Those lines of the records that contain "Backend" are to be located and copied.

++++ MATERIAL FOR THIS EXERCISE

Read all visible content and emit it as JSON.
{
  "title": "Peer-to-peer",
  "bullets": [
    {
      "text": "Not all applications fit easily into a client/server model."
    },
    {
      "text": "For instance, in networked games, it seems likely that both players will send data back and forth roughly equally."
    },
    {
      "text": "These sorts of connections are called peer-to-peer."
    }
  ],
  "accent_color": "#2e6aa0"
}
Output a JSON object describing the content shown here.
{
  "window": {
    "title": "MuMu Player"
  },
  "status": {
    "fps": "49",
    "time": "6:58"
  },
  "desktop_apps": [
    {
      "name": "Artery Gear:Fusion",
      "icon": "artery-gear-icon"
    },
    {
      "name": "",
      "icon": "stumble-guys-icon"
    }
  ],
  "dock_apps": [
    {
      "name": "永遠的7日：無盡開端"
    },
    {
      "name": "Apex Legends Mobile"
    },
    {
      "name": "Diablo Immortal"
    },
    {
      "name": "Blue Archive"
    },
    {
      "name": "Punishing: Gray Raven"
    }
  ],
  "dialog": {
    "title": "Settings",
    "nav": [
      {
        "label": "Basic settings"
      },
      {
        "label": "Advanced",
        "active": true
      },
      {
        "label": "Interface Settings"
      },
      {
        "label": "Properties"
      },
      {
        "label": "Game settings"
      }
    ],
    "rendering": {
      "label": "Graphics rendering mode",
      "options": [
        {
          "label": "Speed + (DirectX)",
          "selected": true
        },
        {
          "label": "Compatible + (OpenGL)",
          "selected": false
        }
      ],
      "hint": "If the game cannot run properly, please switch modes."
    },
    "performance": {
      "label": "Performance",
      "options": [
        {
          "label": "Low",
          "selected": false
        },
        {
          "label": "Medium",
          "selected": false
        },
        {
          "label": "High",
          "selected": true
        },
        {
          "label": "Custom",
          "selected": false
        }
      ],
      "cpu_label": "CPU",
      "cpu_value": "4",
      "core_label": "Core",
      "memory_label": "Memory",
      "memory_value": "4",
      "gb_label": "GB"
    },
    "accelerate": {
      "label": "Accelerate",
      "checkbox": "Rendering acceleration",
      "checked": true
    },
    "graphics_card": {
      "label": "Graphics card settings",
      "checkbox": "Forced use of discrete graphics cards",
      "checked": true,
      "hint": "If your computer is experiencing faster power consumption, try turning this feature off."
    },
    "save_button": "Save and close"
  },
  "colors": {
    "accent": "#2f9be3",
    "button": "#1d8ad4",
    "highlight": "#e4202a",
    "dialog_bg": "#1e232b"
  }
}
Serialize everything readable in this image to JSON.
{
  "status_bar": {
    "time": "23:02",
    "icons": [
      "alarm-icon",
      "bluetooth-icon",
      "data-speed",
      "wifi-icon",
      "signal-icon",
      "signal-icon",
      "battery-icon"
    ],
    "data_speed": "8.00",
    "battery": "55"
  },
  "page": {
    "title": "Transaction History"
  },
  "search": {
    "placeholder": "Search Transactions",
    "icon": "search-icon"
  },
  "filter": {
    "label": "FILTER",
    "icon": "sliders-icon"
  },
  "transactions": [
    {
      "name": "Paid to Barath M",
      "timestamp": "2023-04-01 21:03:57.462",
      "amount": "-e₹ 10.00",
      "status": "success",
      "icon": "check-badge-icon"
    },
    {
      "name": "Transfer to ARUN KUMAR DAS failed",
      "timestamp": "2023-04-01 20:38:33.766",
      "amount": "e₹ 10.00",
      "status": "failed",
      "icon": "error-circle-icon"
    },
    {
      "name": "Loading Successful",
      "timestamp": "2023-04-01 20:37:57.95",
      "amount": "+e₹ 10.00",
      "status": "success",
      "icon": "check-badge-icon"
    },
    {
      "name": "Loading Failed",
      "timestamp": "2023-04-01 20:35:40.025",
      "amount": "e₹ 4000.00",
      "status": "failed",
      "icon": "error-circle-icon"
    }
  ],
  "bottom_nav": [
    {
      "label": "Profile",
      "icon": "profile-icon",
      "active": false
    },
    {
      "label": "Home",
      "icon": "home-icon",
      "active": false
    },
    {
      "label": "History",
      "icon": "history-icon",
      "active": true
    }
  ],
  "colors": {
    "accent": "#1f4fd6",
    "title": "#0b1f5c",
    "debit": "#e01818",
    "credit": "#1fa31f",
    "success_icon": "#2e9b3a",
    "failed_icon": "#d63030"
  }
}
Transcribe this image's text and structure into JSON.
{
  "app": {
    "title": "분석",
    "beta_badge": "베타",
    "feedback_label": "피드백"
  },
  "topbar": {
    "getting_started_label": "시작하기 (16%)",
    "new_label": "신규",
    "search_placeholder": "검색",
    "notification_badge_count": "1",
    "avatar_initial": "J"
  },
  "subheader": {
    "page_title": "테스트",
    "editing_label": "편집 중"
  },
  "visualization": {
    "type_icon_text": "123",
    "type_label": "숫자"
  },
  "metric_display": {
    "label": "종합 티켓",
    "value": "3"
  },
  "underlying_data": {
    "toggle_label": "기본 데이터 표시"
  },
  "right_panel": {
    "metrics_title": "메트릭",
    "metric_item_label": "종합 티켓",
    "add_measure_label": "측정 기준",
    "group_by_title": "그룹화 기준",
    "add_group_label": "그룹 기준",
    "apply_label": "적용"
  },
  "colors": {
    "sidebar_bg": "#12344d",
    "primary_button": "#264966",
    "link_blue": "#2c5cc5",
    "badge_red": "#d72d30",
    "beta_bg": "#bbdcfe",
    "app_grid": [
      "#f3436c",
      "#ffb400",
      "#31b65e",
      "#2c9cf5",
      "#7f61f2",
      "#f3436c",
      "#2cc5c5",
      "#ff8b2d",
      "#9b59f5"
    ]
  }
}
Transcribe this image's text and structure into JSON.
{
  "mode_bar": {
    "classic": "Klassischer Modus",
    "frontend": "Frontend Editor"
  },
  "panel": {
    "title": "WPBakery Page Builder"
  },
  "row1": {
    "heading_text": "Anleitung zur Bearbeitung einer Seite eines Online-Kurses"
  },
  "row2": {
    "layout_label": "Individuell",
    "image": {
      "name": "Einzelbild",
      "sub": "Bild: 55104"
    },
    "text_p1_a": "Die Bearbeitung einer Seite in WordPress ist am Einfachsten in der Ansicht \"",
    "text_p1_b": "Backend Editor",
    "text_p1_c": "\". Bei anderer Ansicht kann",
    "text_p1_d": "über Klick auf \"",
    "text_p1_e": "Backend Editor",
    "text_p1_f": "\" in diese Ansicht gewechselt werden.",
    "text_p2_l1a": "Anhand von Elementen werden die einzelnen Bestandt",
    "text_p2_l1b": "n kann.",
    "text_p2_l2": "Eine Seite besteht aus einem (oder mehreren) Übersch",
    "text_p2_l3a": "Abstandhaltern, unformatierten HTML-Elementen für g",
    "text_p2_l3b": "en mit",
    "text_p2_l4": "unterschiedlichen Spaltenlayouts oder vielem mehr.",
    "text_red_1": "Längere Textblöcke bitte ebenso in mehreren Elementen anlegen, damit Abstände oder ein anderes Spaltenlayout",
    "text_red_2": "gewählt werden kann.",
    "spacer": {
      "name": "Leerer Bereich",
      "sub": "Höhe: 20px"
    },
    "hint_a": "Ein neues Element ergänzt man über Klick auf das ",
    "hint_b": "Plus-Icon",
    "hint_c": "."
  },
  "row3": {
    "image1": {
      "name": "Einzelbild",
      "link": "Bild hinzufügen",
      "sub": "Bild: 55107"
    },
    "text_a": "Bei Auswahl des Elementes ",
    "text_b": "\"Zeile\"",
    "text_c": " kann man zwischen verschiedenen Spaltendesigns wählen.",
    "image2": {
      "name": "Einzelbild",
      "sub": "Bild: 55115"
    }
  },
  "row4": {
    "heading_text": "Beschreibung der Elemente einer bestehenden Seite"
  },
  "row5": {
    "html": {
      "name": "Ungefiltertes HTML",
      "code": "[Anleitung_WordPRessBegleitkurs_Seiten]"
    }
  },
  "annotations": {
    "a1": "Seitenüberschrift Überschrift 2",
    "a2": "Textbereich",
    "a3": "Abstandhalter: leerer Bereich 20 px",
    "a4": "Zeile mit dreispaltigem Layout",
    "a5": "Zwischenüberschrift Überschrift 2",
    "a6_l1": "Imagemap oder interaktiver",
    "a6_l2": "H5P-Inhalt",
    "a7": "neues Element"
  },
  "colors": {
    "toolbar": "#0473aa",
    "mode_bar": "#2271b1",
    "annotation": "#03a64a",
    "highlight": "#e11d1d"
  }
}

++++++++

OUTPUT OF THE TASK
    "text_p1_b": "Backend Editor",
    "text_p1_e": "Backend Editor",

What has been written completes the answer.